However, when it comes to any kind of smoke or vapor and chronic pulmonary disease, caution is of the utmost importance. A 2014 study suggests that smoking smaller amounts of weed isn’t likely to cause issues, but there aren’t many other similar studies to back these claims. There isn’t sufficient evidence to prove that these types of methods of consumption will or won’t do further damage or cause COPD. The best thing is to wait for future and more detailed studies to assess these questions.

Can Cannabis Help COPD In Any Way?

Fortunately, cannabis can be used in many different ways and not just by smoking. There are edibles, capsules, tinctures, and oils for the convenience of people who want to avoid throat and lung irritation due to smoking. So, can cannabis be used as medical marijuana to help manage the symptoms of COPD?

There isn’t a straightforward answer to this question either, however, THC (tetrahydrocannabinol) and CBD (cannabidiol) have been used in animal and human studies to examine their effect on lung health.

One 2014 animal study has found that CBD could have bronchodilating properties by lowering the resistance of airflow and making breathing easier. Similarly, another animal study has found that CBD administration decreased lung inflammation, which, theoretically, could help with some of the symptoms that COPD patients experience.

Additional Sources

Chatkin, J. M., Zabert, G., Zabert, I., Chatkin, G., Jiménez-Ruiz, C. A., de Granda-Orive, J. I., Buljubasich, D., Solano Reina, S., Figueiredo, A., Ravara, S., Riesco Miranda, J. A., & Gratziou, C. (2017). Lung disease associated with marijuana use. Archivos de Bronconeumología (English Edition), 53(9), 510–515. https://doi.org/10.1016/j.arbr.2017.07.010
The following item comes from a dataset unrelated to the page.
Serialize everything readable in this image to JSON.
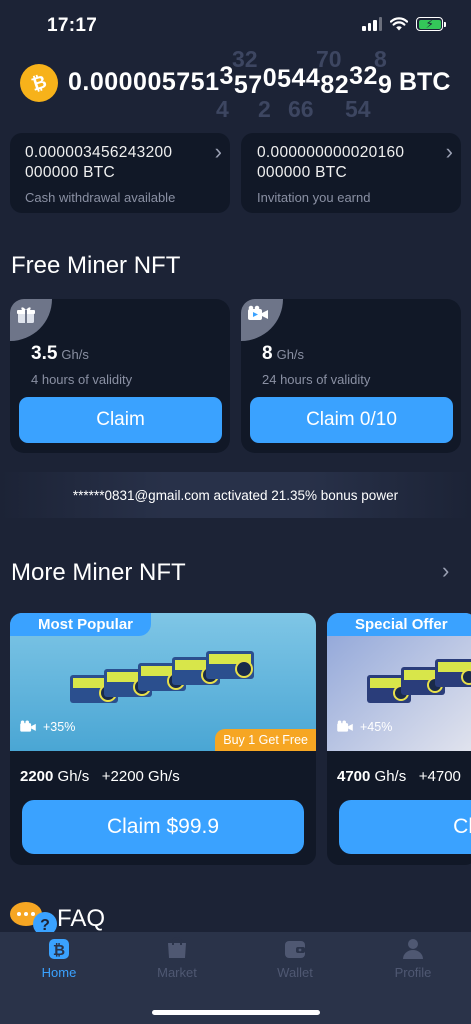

Ribeiro, L., Ind, P. Effect of cannabis smoking on lung function and respiratory symptoms: a structured literature review. npj Prim Care Resp Med 26, 16071 (2016). https://doi.org/10.1038/npjpcrm.2016.71
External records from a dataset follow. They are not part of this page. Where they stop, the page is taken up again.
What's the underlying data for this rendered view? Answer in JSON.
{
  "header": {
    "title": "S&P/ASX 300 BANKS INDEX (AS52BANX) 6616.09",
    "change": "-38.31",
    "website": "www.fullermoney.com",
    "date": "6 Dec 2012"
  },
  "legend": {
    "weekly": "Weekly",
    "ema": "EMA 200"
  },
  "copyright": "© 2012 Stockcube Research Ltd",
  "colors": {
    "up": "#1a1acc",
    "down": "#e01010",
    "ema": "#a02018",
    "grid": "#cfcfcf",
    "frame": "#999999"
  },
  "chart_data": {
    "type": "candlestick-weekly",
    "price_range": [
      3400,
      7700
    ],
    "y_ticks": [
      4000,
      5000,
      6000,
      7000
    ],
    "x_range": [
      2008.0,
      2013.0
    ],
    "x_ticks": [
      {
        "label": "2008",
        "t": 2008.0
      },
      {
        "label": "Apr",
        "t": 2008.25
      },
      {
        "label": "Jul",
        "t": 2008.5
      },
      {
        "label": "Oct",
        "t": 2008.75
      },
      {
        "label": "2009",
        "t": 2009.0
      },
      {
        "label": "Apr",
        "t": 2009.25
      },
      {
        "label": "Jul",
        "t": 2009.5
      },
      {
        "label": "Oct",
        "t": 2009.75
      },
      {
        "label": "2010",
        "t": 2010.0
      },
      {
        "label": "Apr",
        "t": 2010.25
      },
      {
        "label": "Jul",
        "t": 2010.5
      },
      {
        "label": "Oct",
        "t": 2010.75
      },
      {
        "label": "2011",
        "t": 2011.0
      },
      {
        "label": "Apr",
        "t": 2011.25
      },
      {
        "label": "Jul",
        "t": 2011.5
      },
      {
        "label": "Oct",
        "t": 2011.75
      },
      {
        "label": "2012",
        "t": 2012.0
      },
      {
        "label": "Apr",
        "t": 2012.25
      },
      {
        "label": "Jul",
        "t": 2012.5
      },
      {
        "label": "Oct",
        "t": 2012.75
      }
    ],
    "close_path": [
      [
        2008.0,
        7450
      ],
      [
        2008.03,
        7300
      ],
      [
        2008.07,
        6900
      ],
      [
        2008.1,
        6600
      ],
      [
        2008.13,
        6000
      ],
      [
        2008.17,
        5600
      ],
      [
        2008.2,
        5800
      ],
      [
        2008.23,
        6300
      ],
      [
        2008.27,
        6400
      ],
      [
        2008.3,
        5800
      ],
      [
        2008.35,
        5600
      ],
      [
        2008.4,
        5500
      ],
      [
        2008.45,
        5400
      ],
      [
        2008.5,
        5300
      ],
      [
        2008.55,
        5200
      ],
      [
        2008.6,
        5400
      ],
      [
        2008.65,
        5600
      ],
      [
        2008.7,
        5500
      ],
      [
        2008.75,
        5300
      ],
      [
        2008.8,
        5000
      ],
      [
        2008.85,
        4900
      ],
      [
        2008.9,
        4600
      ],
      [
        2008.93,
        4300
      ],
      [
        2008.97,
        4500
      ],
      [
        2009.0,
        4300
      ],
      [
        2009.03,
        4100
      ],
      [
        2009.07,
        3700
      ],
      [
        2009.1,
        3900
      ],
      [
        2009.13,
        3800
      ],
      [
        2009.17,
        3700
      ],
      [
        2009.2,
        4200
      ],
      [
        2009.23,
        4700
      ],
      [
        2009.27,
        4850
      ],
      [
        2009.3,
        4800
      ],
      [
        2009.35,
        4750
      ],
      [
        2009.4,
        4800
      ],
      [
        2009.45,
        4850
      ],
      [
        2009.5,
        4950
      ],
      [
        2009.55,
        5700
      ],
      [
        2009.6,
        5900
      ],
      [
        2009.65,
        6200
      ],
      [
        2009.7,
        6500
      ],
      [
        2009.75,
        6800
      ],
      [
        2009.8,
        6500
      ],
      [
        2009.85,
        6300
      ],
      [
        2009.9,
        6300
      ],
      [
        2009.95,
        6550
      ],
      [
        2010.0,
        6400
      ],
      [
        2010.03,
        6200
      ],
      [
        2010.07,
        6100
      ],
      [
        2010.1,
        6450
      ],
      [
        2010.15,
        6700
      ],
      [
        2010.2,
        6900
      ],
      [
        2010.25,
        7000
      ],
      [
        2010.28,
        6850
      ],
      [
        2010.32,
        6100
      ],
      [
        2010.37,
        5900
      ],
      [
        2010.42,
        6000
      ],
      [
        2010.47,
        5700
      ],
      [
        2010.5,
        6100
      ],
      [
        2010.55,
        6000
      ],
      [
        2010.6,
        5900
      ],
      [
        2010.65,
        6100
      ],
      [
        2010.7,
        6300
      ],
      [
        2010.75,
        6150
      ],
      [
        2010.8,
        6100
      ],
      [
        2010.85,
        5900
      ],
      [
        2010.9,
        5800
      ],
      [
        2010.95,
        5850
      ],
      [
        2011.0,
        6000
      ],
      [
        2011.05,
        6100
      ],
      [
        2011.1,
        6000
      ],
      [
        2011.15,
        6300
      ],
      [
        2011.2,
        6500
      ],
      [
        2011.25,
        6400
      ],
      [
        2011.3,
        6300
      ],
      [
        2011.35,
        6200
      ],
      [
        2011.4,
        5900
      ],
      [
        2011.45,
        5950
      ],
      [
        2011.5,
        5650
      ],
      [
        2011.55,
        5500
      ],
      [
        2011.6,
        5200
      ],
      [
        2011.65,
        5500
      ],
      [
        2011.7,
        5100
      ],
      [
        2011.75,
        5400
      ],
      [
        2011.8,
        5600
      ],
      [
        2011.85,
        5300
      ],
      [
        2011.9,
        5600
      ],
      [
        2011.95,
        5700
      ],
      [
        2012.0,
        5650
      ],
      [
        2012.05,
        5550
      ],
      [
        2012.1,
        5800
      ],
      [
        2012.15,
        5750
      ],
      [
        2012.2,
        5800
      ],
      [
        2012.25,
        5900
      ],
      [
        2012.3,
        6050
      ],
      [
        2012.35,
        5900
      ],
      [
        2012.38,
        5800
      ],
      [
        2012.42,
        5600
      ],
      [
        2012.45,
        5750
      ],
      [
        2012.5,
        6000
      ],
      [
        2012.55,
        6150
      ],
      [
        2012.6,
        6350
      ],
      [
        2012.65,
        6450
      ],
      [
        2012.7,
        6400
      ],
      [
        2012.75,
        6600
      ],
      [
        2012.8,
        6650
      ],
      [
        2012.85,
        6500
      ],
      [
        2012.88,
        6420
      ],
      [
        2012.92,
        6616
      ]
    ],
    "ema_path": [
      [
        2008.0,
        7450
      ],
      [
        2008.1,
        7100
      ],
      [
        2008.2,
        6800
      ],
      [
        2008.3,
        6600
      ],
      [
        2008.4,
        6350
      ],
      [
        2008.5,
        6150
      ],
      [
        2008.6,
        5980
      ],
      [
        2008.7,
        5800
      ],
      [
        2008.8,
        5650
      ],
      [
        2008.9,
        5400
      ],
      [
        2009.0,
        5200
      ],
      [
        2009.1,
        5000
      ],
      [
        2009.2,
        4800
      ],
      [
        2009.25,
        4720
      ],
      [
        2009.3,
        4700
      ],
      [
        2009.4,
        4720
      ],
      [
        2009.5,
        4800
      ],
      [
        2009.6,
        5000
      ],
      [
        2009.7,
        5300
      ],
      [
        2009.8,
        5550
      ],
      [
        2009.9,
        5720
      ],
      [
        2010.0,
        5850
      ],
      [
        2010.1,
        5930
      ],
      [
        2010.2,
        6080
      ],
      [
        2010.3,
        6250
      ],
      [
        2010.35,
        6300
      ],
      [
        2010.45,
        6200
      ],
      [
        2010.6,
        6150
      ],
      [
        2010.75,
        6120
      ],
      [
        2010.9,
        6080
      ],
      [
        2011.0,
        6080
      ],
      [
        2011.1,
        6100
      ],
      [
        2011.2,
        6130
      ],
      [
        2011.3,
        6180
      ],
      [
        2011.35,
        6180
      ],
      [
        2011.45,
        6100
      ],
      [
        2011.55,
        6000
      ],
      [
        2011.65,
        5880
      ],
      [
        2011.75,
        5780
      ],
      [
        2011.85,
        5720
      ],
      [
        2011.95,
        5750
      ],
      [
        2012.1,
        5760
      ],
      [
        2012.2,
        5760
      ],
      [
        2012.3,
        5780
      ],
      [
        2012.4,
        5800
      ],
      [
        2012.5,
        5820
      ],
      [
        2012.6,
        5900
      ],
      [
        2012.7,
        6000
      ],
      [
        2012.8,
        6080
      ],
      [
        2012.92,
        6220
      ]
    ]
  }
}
Tashkin, D. P. (2013). Effects of marijuana smoking on the lung. Annals of the American Thoracic Society, 10(3), 239–247. https://doi.org/10.1513/annalsats.201212-127fr

Tashkin DP (2009). Does smoking marijuana increase the risk of chronic obstructive pulmonary disease?. CMAJ : Canadian Medical Association journal = journal de l’Association medicale canadienne, 180(8), 797–798. https://doi.org/10.1503/cmaj.090142
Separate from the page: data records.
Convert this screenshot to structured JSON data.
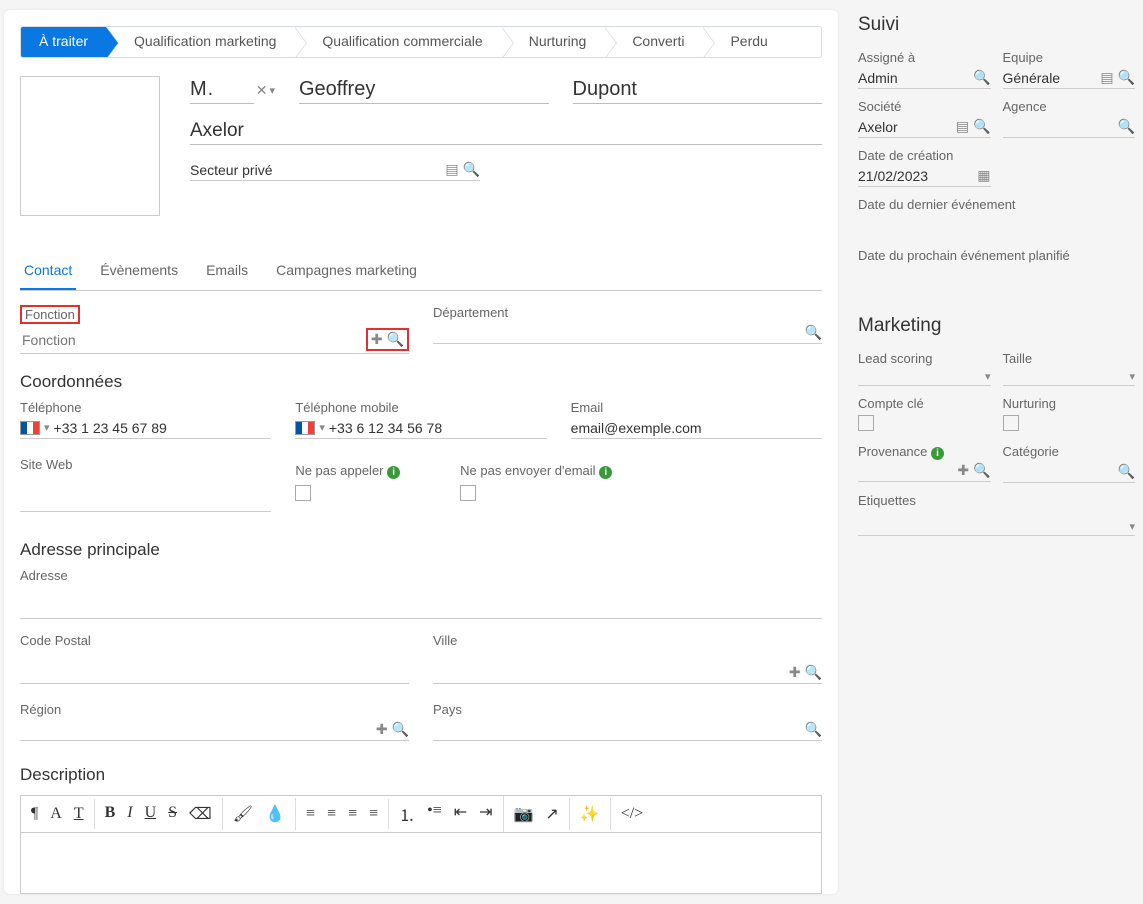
{
  "stepper": [
    "À traiter",
    "Qualification marketing",
    "Qualification commerciale",
    "Nurturing",
    "Converti",
    "Perdu"
  ],
  "active_step": 0,
  "header": {
    "salutation": "M.",
    "first_name": "Geoffrey",
    "last_name": "Dupont",
    "company": "Axelor",
    "sector": "Secteur privé"
  },
  "tabs": [
    "Contact",
    "Évènements",
    "Emails",
    "Campagnes marketing"
  ],
  "active_tab": 0,
  "contact": {
    "fonction_label": "Fonction",
    "fonction_placeholder": "Fonction",
    "departement_label": "Département",
    "coord_title": "Coordonnées",
    "tel_label": "Téléphone",
    "tel_val": "+33 1 23 45 67 89",
    "mob_label": "Téléphone mobile",
    "mob_val": "+33 6 12 34 56 78",
    "email_label": "Email",
    "email_val": "email@exemple.com",
    "site_label": "Site Web",
    "nocall_label": "Ne pas appeler",
    "nomail_label": "Ne pas envoyer d'email",
    "addr_title": "Adresse principale",
    "addr_label": "Adresse",
    "cp_label": "Code Postal",
    "ville_label": "Ville",
    "region_label": "Région",
    "pays_label": "Pays",
    "desc_title": "Description"
  },
  "suivi": {
    "title": "Suivi",
    "assignee_label": "Assigné à",
    "assignee_val": "Admin",
    "team_label": "Equipe",
    "team_val": "Générale",
    "company_label": "Société",
    "company_val": "Axelor",
    "agency_label": "Agence",
    "created_label": "Date de création",
    "created_val": "21/02/2023",
    "last_event_label": "Date du dernier événement",
    "next_event_label": "Date du prochain événement planifié"
  },
  "marketing": {
    "title": "Marketing",
    "score_label": "Lead scoring",
    "size_label": "Taille",
    "key_label": "Compte clé",
    "nurturing_label": "Nurturing",
    "prov_label": "Provenance",
    "cat_label": "Catégorie",
    "tags_label": "Etiquettes"
  }
}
A passionate advocate for the benefits of cannabis. Fraser Horton, who has a background in botany and a strong love of nature, has spent years researching how cannabis affects the body and mind. He established Leaf Nation in 2020, where he has devoted himself to educating people about the legalisation of marijuana and its safe and responsible use. Fraser is committed to highlighting cannabis’ potential for improving wellness and working to dispel the stigma associated with its use.


The information presented on this page is provided as a public service to aid in education and is derived from sources believed to be reliable. Readers are responsible for making their own assessment of the topics discussed here. In no event shall Leaf Nation be held reliable for any injury, loss or damage that could happen if using or abusing drugs.